|Member of the U.S. House of Representatives|
from Pennsylvania's 9th district
March 4, 1823 – March 3, 1829
|Preceded by||John Brown|
|Succeeded by||James Ford|
|Born||November 21, 1775|
Middletown, Province of Pennsylvania, British America
|Died||September 11, 1854 (aged 78)|
Middleburg, Pennsylvania, U.S.
Kremer was born in Middletown in the Province of Pennsylvania. He studied law, was admitted to the bar and commenced practice in Lewisburg, Pennsylvania. He was a member of the Pennsylvania House of Representatives in 1812 and 1813.
Kremer was elected as a Jackson Republican to the Eighteenth Congress and reelected as a Jacksonian to the Nineteenth and Twentieth Congresses. He died in Middleburg, Pennsylvania. Interment in the private burial ground on the family estate near Middleburg, Pennsylvania.

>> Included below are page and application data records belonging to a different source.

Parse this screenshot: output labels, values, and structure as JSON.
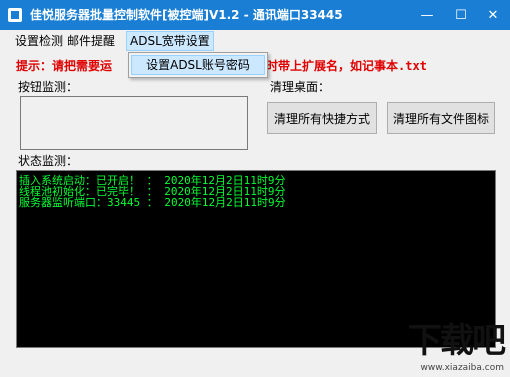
{
  "window": {
    "title": "佳悦服务器批量控制软件[被控端]V1.2 - 通讯端口33445",
    "min": "—",
    "max": "☐",
    "close": "✕"
  },
  "menubar": {
    "items": [
      "设置检测",
      "邮件提醒",
      "ADSL宽带设置"
    ]
  },
  "dropdown": {
    "items": [
      "设置ADSL账号密码"
    ]
  },
  "hint": {
    "prefix": "提示：请把需要运",
    "suffix": "时带上扩展名，如记事本.txt"
  },
  "button_monitor": {
    "label": "按钮监测："
  },
  "desktop_clean": {
    "label": "清理桌面：",
    "btn_shortcuts": "清理所有快捷方式",
    "btn_file_icons": "清理所有文件图标"
  },
  "status_monitor": {
    "label": "状态监测："
  },
  "console": {
    "lines": [
      "插入系统启动：已开启！ ： 2020年12月2日11时9分",
      "线程池初始化：已完毕！ ： 2020年12月2日11时9分",
      "服务器监听端口：33445 ： 2020年12月2日11时9分"
    ]
  },
  "watermark": {
    "logo": "下载吧",
    "url": "www.xiazaiba.com"
  },
  "colors": {
    "titlebar": "#1a7fd4",
    "hint": "#e00000",
    "console_text": "#00ff33",
    "menu_highlight": "#cce8ff"
  }
}
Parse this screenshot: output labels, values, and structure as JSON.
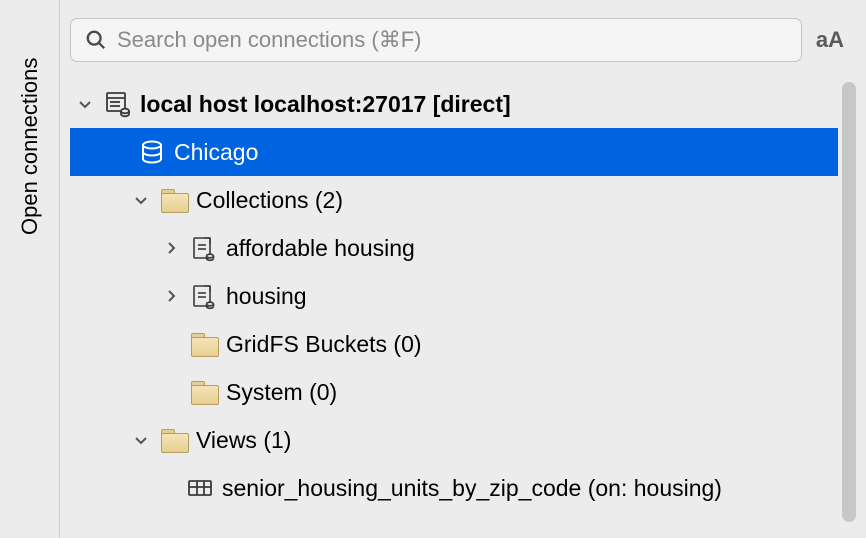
{
  "sidebar": {
    "tab_label": "Open connections"
  },
  "search": {
    "placeholder": "Search open connections (⌘F)",
    "aa_label": "aA"
  },
  "tree": {
    "connection": {
      "label": "local host localhost:27017 [direct]"
    },
    "database": {
      "label": "Chicago"
    },
    "collections": {
      "label": "Collections (2)"
    },
    "coll_items": [
      {
        "label": "affordable housing"
      },
      {
        "label": "housing"
      }
    ],
    "gridfs": {
      "label": "GridFS Buckets (0)"
    },
    "system": {
      "label": "System (0)"
    },
    "views": {
      "label": "Views (1)"
    },
    "view_items": [
      {
        "label": "senior_housing_units_by_zip_code (on: housing)"
      }
    ]
  }
}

Kremer is best-remembered for publishing (and later defending) an anonymous letter in the Philadelphia newspaper Columbian Observer in which he accused Henry Clay of having made a "bargain" with John Quincy Adams to throw Clay's support to Adams in the Presidential election of 1824 (which was decided in the House of Representatives) in exchange for the office of Secretary of State. Kremer's letter charged that Clay had first made the offer to Andrew Jackson, who had refused it. Clay vigorously disputed the allegations and demanded an official House investigation, at which Kremer refused to testify. The "Corrupt Bargain" charge continued to haunt Clay for the remainder of his political career.
Russ, William A., Jr. The Political Ideas of George Kremer. Pennsylvania History 7 (October 1940): 201–12.
- Colton, C. The Life and Times of Henry Clay, Vol. 1, p. 295; https://www.history.com/news/anonymous-letter-1825-election-john-quincy-adams; https://history.house.gov/Collection/Detail/15032397088
- United States Congress. "George Kremer (id: K000329)". Biographical Directory of the United States Congress.
|U.S. House of Representatives|
| Member of the U.S. House of Representatives
from Pennsylvania's 9th congressional district